- Associated Press - Wednesday, October 15, 2014

A New Jersey Republican who has dominated in his six previous Congressional elections has only a slight lead against a first-time candidate who is challenging him, a poll released Wednesday found.

The Monmouth University Poll found Republican Scott Garrett leading Democrat Roy Cho among likely voters in the 5th Congressional District by a 48 to 43 margin. Six percent said they were undecided and 3 percent were supporting other candidates.

The poll has not previously appeared on many lists of districts where the incumbent could lose. Monmouth’s Patrick Murray said he didn’t consider doing a poll on the race until recently.

“This race was not even a blip on most political prognosticators’ radar screens,” he said. “It should be now.”

The district stretches from northern Bergen County, an area made up of well-off New York City suburbs, to New Jersey’s rural and Republican-dominated northwest corner.

Garrett, 55, a lawyer and former state lawmaker, is considered the most conservative member of New Jersey’s congressional delegation and has not had much of a campaign challenge over his House career.

Cho’s campaign has tried to portray Garrett as too conservative for the district, using an ad showing tea cups to suggest Garrett is a tea-party candidate. Cho, a 33-year-old lawyer who has never run for office before, has also criticized Garrett for not initially supporting federal disaster aid immediately after Superstorm Sandy hit New Jersey and New York in 2012. Garrett was the only member of Congress from New Jersey not to sign a letter calling for special federal help. He eventually voted for the aid, though and was a sponsor of one of the relief bills.

In an interview Wednesday, Garrett said he signed several letters calling for aid later.

Derek Roseman, a spokesman for Cho, said Wednesday, that the campaign has believed all along that voters may not support Garrett as much once they know more about his record.

“We’re going to be just as aggressive,” Roseman said. He said Cho has now raised more than $1 million - still far less than the nearly $3.1 million Garrett had on hand as of Sept. 30.

Garrett said Cho is not telling the complete story in his ads.

“It’s emblematic of his whole race,” Garrett said. “It’s typical for a challenger: Attack, find one piece and attack on that and he has yet to advance a message about himself.”

Garrett also said he wasn’t concerned about the poll numbers.

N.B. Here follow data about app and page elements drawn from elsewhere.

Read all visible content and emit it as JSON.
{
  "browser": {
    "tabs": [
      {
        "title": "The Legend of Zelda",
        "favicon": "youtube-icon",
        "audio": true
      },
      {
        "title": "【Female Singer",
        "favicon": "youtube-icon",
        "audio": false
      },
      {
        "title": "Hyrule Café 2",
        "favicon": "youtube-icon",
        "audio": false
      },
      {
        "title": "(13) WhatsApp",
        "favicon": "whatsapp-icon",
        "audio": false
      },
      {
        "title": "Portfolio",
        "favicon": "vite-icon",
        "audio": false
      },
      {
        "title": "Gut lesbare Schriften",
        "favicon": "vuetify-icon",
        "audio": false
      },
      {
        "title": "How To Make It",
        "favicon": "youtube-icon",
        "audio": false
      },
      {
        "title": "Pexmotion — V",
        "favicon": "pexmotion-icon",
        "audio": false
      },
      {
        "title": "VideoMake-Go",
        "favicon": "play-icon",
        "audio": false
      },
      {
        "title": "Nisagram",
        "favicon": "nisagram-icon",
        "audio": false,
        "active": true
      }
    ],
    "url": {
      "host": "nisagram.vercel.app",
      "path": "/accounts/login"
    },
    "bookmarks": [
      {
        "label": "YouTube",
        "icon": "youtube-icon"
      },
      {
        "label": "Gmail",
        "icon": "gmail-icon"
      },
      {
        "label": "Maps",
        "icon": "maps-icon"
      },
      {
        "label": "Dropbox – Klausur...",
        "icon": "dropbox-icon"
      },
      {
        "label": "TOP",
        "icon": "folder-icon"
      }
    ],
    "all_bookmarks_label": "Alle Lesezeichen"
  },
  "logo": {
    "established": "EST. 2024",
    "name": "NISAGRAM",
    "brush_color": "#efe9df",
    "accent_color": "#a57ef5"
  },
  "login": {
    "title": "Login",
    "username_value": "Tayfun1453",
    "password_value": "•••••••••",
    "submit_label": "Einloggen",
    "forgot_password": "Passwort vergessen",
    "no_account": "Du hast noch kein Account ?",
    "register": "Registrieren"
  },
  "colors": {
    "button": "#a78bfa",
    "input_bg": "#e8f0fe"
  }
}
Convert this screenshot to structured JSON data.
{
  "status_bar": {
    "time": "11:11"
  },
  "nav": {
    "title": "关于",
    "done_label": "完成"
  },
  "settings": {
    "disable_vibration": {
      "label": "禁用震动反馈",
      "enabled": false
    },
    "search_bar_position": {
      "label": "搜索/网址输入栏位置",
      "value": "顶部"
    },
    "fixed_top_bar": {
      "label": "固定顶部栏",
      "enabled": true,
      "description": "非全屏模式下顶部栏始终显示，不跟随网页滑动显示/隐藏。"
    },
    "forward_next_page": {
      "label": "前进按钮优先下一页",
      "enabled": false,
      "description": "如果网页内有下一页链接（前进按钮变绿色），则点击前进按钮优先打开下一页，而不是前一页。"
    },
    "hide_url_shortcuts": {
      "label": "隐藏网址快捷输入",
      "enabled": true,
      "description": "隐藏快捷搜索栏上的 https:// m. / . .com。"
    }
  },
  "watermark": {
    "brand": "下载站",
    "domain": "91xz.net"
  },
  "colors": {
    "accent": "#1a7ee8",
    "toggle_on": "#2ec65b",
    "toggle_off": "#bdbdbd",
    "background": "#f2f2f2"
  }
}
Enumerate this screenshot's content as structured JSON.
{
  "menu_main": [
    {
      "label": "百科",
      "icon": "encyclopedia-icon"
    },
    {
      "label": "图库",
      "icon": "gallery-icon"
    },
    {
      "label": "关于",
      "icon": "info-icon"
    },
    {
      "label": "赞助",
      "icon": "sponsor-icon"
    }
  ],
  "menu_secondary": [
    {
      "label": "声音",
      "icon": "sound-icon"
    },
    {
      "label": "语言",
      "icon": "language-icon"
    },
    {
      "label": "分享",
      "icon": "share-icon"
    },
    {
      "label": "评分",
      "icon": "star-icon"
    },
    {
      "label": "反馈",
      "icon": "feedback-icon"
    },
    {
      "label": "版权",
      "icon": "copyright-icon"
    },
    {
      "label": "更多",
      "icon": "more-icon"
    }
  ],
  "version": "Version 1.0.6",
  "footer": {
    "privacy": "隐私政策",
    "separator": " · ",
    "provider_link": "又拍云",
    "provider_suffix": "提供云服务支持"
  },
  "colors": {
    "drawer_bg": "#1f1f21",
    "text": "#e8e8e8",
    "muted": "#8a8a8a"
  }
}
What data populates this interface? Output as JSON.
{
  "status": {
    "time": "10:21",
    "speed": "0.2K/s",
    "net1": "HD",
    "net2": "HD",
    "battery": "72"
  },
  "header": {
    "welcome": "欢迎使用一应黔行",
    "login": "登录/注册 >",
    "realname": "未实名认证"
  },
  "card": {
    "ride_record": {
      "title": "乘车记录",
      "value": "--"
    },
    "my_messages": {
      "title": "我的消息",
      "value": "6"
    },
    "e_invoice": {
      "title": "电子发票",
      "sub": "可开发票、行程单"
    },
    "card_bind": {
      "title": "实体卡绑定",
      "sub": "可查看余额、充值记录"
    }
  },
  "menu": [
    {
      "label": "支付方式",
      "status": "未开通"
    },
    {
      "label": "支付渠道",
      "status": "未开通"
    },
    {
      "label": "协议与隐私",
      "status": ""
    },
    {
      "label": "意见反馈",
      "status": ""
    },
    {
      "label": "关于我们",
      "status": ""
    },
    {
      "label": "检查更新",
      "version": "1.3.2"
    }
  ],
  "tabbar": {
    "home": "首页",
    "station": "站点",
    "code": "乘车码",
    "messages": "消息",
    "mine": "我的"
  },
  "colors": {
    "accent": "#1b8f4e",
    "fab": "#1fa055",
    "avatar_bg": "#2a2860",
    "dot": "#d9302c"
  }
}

His opponent two years ago had about 43 percent of the vote, too, he said, “The numbers that I saw basically as far as topline numbers, these are basically the same,” he said, adding that he expects many undecided voters will choose him by the Nov. 4 election.

Just under half the voters in the poll, though, said Garrett did a good job of helping New Jersey recover from Sandy; more than one-fourth said he did a bad job.

Voters in the district were divided nearly evenly when they were asked whether they wanted to see Republicans or Democrats control Congress.

The telephone poll of 432 randomly selected likely voters was conducted Oct. 10-14. It has a sampling error of plus or minus 4.7 percentage points.


Follow Mulvihill at https://www.twitter.com/geoffmulvihill.

Copyright © 2018 The Washington Times, LLC.

The Washington Times Comment Policy

The Washington Times welcomes your comments on Spot.im, our third-party provider. Please read our Comment Policy before commenting.


Click to Read More and View Comments

Click to Hide